If your baby’s blood spot screening result for tyrosinemia type I is out-of-range, your baby’s health care provider will contact you. Together, you will discuss next steps and follow-up plans.
An out-of-range screening result does not mean that your baby definitely has the condition. It does mean that your baby needs more follow-up testing. To learn more about screening results, visit the Blood Spot Screening Results page.
Your baby may need the following tests after an out-of-range screening result:
- Blood and urine tests
- Genetic testing using a blood sample
You should complete any recommended follow-up testing as soon as possible. Babies with this condition can have serious health problems in the first few months of life if they are not diagnosed and treated quickly.
False-positive newborn screening results for this condition are rare. Typically, elevations of succinylacetone are only seen with tyrosinemia type I.

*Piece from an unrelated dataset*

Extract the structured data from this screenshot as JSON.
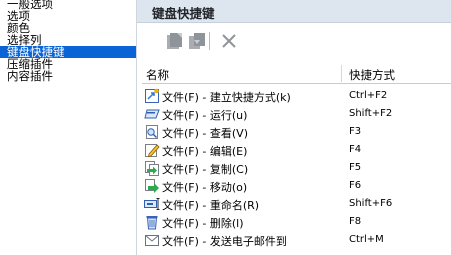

Newborn screening helps babies lead healthier lives. If your baby has an out-of-range result, follow up with your health care provider quickly. It is important to follow their instructions. Your baby may need to get treatment right away, even if they are not showing signs or symptoms. In some cases, your baby’s health care provider may decide it is best to watch (monitor) your baby to decide next steps. Careful monitoring and early treatment will help your baby stay as healthy as possible.
Signs of tyrosinemia type I can vary widely, but typically develop within the first few months. These signs may be triggered by eating foods or milk that the body cannot break down or by going long periods without eating. The symptoms can also be caused by illnesses or infections. Milder forms of tyrosinemia type I may not appear until later in childhood or adulthood.

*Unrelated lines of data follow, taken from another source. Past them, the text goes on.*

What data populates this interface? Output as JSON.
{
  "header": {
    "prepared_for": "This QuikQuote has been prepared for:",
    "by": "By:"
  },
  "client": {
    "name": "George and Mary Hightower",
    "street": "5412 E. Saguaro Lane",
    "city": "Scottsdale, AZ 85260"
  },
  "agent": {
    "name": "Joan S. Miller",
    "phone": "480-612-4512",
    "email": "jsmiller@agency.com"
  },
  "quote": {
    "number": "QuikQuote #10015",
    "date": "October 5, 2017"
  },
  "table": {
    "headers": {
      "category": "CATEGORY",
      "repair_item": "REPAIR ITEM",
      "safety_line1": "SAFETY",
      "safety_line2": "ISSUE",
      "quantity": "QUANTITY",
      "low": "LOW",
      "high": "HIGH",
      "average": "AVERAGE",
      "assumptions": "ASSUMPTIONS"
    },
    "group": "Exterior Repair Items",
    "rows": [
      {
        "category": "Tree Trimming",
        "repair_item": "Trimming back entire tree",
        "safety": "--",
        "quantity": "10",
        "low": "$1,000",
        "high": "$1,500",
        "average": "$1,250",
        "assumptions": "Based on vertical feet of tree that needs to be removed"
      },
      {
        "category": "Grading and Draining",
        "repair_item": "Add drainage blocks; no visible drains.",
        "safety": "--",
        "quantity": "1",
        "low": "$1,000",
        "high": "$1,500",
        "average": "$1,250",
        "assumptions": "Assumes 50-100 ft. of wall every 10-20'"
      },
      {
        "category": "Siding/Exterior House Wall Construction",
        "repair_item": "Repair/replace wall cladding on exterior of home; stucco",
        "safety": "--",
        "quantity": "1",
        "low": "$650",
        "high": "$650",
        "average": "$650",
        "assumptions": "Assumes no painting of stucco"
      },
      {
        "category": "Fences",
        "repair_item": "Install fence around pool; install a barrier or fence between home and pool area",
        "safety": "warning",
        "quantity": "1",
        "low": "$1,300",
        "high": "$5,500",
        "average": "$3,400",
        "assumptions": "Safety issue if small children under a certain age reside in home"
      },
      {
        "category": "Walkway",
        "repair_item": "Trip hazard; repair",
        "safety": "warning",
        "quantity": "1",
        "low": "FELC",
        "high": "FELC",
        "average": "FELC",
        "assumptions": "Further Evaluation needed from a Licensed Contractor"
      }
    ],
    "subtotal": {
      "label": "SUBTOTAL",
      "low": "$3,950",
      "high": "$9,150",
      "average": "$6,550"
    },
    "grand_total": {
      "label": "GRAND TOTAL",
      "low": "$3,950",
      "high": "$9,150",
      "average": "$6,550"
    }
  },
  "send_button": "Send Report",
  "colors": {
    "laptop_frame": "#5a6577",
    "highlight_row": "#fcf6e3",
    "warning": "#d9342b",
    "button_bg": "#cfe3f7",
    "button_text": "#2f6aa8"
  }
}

Signs of the condition may include the following:
The condition is caused by a change in the FAH gene. The FAH gene gives the body instructions for making the enzyme fumarylacetoacetate hydrolase (FAH). FAH helps break down the amino acid tyrosine.

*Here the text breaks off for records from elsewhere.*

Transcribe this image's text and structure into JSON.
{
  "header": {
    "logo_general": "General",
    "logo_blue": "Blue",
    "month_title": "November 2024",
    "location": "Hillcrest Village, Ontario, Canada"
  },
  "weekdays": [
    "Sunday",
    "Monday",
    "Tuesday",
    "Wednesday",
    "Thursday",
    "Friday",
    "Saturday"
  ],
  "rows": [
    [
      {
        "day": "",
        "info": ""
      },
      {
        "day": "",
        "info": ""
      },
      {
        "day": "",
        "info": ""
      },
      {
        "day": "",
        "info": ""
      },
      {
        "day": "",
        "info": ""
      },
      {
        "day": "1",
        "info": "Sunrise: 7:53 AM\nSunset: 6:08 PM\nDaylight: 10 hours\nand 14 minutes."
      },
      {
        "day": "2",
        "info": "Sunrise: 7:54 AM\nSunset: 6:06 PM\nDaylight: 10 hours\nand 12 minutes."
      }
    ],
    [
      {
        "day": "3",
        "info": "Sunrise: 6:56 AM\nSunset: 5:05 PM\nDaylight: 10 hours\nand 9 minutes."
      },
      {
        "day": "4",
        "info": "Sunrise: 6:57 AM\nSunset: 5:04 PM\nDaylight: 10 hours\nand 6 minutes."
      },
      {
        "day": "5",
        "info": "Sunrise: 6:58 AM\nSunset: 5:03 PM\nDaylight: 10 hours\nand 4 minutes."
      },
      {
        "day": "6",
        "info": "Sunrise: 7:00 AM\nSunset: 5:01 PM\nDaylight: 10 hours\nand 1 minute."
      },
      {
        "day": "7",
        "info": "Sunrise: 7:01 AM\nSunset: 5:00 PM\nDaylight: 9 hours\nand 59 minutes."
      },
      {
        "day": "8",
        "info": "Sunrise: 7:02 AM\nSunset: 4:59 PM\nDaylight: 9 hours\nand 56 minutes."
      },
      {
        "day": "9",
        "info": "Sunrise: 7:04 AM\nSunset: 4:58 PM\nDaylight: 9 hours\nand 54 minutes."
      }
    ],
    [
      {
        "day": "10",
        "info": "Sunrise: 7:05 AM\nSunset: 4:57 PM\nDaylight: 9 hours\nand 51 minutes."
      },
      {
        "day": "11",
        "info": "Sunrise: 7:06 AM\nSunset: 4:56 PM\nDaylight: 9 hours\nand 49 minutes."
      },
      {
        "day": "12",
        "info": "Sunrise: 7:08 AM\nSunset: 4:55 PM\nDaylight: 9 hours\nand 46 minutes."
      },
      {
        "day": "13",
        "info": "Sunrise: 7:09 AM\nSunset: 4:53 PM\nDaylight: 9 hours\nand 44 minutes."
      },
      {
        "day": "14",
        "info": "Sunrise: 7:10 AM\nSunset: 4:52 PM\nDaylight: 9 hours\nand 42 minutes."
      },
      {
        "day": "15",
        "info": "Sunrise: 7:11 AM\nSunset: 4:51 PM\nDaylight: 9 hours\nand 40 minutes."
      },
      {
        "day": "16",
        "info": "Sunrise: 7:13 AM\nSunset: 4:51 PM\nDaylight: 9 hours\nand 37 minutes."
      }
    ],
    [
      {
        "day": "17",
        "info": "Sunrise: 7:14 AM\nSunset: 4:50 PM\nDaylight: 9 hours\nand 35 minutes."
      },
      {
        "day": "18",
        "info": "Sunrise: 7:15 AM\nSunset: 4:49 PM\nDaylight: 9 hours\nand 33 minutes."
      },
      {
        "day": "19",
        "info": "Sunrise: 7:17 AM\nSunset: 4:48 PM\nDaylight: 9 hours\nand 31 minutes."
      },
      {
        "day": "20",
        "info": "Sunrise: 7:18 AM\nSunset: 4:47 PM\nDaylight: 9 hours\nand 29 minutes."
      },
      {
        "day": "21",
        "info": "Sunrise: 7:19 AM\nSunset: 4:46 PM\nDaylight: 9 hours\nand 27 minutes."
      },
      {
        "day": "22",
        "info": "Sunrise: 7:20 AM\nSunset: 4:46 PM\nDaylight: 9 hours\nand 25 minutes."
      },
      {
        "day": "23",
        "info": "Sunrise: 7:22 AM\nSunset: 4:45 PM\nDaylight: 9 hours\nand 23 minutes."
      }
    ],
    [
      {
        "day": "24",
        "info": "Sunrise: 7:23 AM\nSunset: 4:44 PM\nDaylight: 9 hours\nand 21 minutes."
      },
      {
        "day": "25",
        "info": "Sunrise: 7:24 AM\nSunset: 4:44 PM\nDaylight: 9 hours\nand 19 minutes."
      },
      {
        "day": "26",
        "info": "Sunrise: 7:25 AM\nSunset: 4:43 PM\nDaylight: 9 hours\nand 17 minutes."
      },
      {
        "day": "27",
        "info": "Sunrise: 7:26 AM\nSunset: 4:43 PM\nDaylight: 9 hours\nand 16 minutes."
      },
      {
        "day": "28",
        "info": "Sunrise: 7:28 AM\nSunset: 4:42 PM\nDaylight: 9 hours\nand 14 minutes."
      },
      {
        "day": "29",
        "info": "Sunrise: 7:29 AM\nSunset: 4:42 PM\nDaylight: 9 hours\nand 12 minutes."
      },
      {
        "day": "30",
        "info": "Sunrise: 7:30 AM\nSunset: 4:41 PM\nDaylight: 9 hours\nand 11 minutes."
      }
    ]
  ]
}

Without a working FAH gene, FAH cannot break down enough tyrosine. As a result, tyrosine and related toxins like succinylacetone can build up and become toxic to their body.
- Tyrosinemia type I is an autosomal recessive condition. Babies inherit the condition when each parent passes down a nonworking FAH gene to their baby. Only babies with two nonworking FAH genes—one from the mom and one from the dad—have this condition.
- People with one working copy and one nonworking copy of the FAH gene are called carriers.
- Carriers do not have or develop the condition. However, they may pass down a nonworking copy of the gene to their children.
- If two parents are carriers of a nonworking copy of the FAH gene, they have a 1 in 4 chance of having a child with tyrosinemia type I.
- Carriers for tyrosinemia type I often do not know they are carriers before having a child with the condition. In most cases, families have no history of the condition until the birth of a child with tyrosinemia type I.
- Parents who already have a child with tyrosinemia type I still have a 1 in 4 chance of having another child with tyrosinemia type I. This 1 in 4 chance stays the same for all future children.
- Genetic counselors and medical geneticists can help families learn about this condition and the chance of having children with it. Visit the National Society of Genetic Counselors to find a genetic counselor and the American College of Medical Genetics and Genomics to find a medical geneticist.
Treatment and Management
It is important to talk to your health care provider about which treatment(s) are best for your baby. The goal of treatment is to prevent the health problems caused by this condition.
Treatments may include the following:
- Diet low in protein
- Special formulas and foods
- Medication called nitisinone that helps stop succinylacetone from building up
- Vitamin D and carnitine supplementation in some cases
Children who receive early intervention and treatment for tyrosinemia type I can have healthy growth and development. Treatment is very important for lowering the chance of liver and kidney problems.